Reshoring is bringing manufacturing and production services back to the country or region in which the company operates. The opposite of offshoring, also known as inshoring or onshoring, reshoring is when a business transfers its processes back to its home country due to the fragility of global supply chains or more favorable trade policies. For example, a company centered in North Carolina might practice reshoring by working with in-state manufacturers, or those in a nearby state. The main goal of reshoring is to help companies regain control over the end-to-end supply chain by taking back some outsourced production processes to lower the risks that are outside their control. According to Manufacturing.net, reshoring can be attractive for companies whose supply chains have been disrupted by geo-political events. By using more domestic-based suppliers, companies can choose more selective partnerships and suppliers to help reduce their exposure to outside risk.
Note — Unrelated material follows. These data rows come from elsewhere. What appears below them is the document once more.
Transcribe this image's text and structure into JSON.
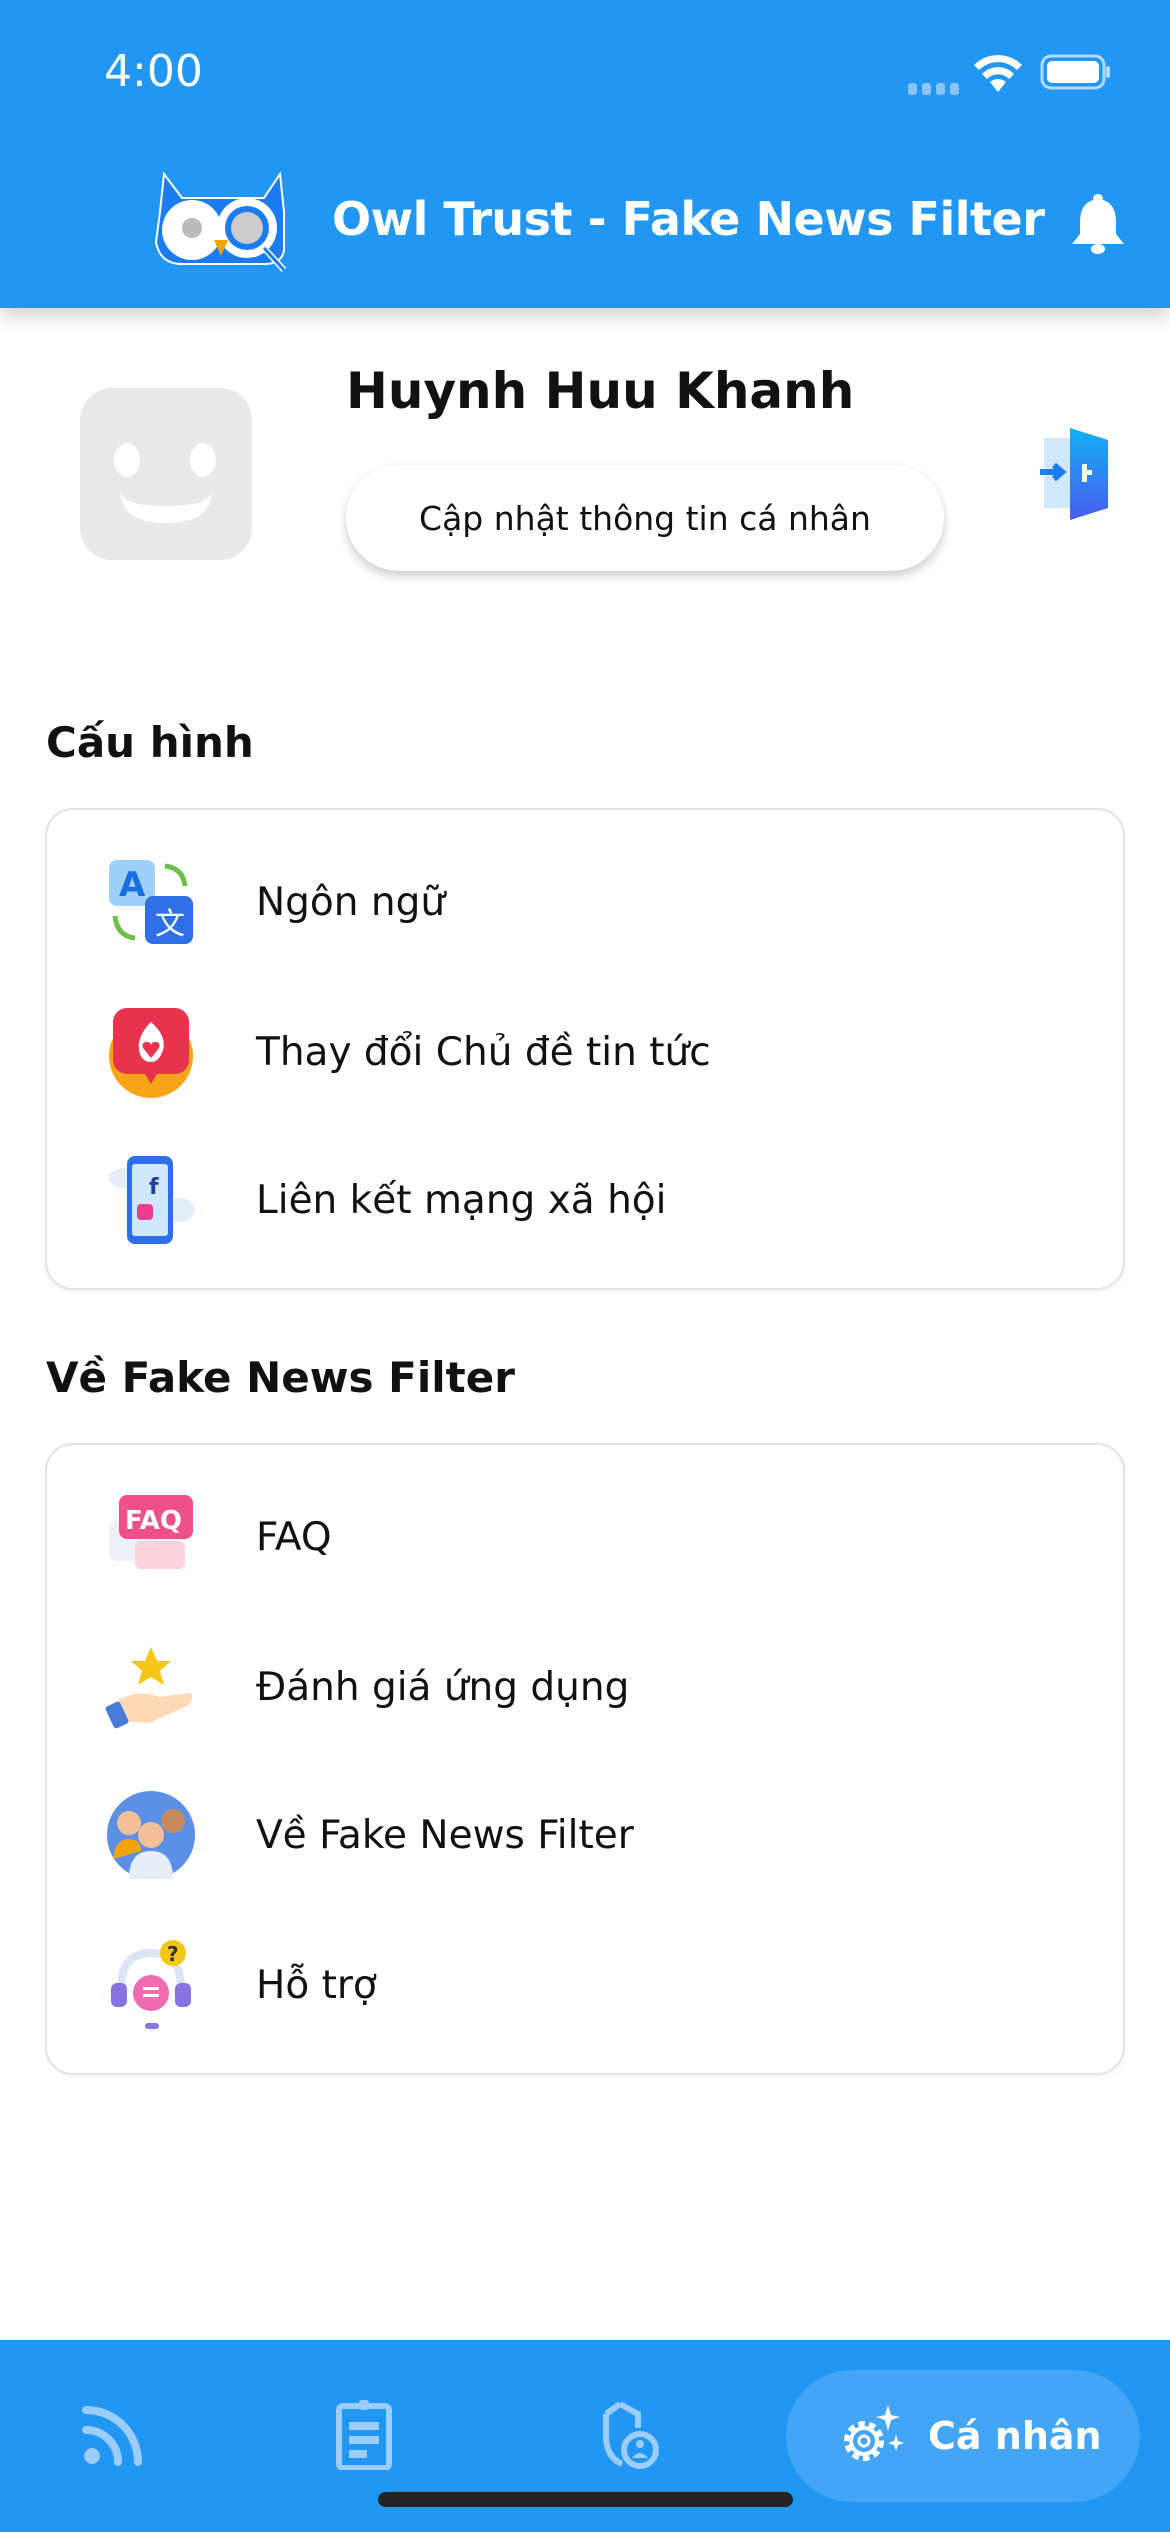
{
  "status_bar": {
    "time": "4:00"
  },
  "header": {
    "title": "Owl Trust - Fake News Filter",
    "notification_icon": "bell-icon"
  },
  "profile": {
    "name": "Huynh Huu Khanh",
    "update_button": "Cập nhật thông tin cá nhân",
    "logout_icon": "logout-door-icon"
  },
  "config": {
    "title": "Cấu hình",
    "items": [
      {
        "label": "Ngôn ngữ",
        "icon": "translate-icon"
      },
      {
        "label": "Thay đổi Chủ đề tin tức",
        "icon": "topic-heart-icon"
      },
      {
        "label": "Liên kết mạng xã hội",
        "icon": "social-phone-icon"
      }
    ]
  },
  "about": {
    "title": "Về Fake News Filter",
    "items": [
      {
        "label": "FAQ",
        "icon": "faq-icon"
      },
      {
        "label": "Đánh giá ứng dụng",
        "icon": "rate-star-hand-icon"
      },
      {
        "label": "Về Fake News Filter",
        "icon": "team-icon"
      },
      {
        "label": "Hỗ trợ",
        "icon": "support-headset-icon"
      }
    ]
  },
  "bottom_nav": {
    "items": [
      {
        "icon": "rss-feed-icon"
      },
      {
        "icon": "clipboard-icon"
      },
      {
        "icon": "shield-user-icon"
      },
      {
        "icon": "gear-sparkle-icon",
        "label": "Cá nhân",
        "active": true
      }
    ]
  },
  "colors": {
    "primary": "#2196F3",
    "active_tab": "#42A5F5"
  }
}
Friendshoring is a new term for rerouting supply chains to, or sourcing goods or services with, business in countries that are politically and economically aligned with a company’s home country. Also known as allyshoring, friendshoring is when companies rely on countries with shared values for raw materials or manufacturing bases. According to Supply and Demand Chain Executive, friendshoring involves sourcing from long-term, trusted suppliers regardless of location. The benefits of this approach include improved quality, reliability and partnership, while some challenges include a decreased ability to respond quickly to demand fluctuations and potentially higher costs compared to sourcing from other low-cost countries.

Building a Resilient Supply Chain

Ultimately, the best supply chain model for a company depends on several factors, including the type of goods or services being sourced, the budget and the company’s overall risk tolerance. According to Deloitte, organizations can take three key actions to help create more resilient supply chains, including:

  • Know your suppliers: Companies need to increase visibility and transparency within their supply chains to understand where the major risks lie from sourcing raw materials to finished products.  
  • Decide which supply chains are critical: Use supply chain data to understand the most critical products, services or resources. 
  • Assist governments in supply chain planning: Governments should control only a small percentage of critical supply chains to make it easy for commercial companies to find diverse trusted suppliers to help build greater supply chain resiliency. The Harvard Business Review notes that the goal should be to increase domestic supply and production capabilities to help a country cope during a prolonged crisis like a pandemic. For example, tax credits, and other incentives can be used to increase additional domestic PPE demand and open distribution channels.

The information contained in this article is intended for general information purposes only and is based on information available as of the initial date of publication. No representation is made that the information or references are complete or remain current. This article is not a substitute for review of current applicable government regulations, industry standards, or other standards specific to your business and/or activities and should not be construed as legal advice or opinion. Readers with specific questions should refer to the applicable standards or consult with an attorney.